BEGIN STORED DATA

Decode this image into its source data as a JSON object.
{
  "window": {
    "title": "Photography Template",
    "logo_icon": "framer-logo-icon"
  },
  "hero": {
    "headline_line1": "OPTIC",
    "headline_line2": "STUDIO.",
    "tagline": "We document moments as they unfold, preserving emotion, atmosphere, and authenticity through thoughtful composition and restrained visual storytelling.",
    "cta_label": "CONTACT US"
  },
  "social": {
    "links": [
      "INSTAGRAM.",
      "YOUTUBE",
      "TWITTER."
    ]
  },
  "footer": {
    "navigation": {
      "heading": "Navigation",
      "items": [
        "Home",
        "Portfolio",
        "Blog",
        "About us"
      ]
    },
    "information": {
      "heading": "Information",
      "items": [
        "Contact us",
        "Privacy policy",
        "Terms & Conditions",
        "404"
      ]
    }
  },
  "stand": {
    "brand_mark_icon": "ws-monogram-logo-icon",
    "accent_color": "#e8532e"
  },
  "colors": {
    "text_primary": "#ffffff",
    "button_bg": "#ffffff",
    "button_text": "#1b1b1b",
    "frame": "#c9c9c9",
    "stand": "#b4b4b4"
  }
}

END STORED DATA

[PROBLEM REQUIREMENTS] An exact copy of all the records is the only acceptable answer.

[EXERCISE RESULT]
Decode this image into its source data as a JSON object.
{
  "window": {
    "title": "Photography Template",
    "logo_icon": "framer-logo-icon"
  },
  "hero": {
    "headline_line1": "OPTIC",
    "headline_line2": "STUDIO.",
    "tagline": "We document moments as they unfold, preserving emotion, atmosphere, and authenticity through thoughtful composition and restrained visual storytelling.",
    "cta_label": "CONTACT US"
  },
  "social": {
    "links": [
      "INSTAGRAM.",
      "YOUTUBE",
      "TWITTER."
    ]
  },
  "footer": {
    "navigation": {
      "heading": "Navigation",
      "items": [
        "Home",
        "Portfolio",
        "Blog",
        "About us"
      ]
    },
    "information": {
      "heading": "Information",
      "items": [
        "Contact us",
        "Privacy policy",
        "Terms & Conditions",
        "404"
      ]
    }
  },
  "stand": {
    "brand_mark_icon": "ws-monogram-logo-icon",
    "accent_color": "#e8532e"
  },
  "colors": {
    "text_primary": "#ffffff",
    "button_bg": "#ffffff",
    "button_text": "#1b1b1b",
    "frame": "#c9c9c9",
    "stand": "#b4b4b4"
  }
}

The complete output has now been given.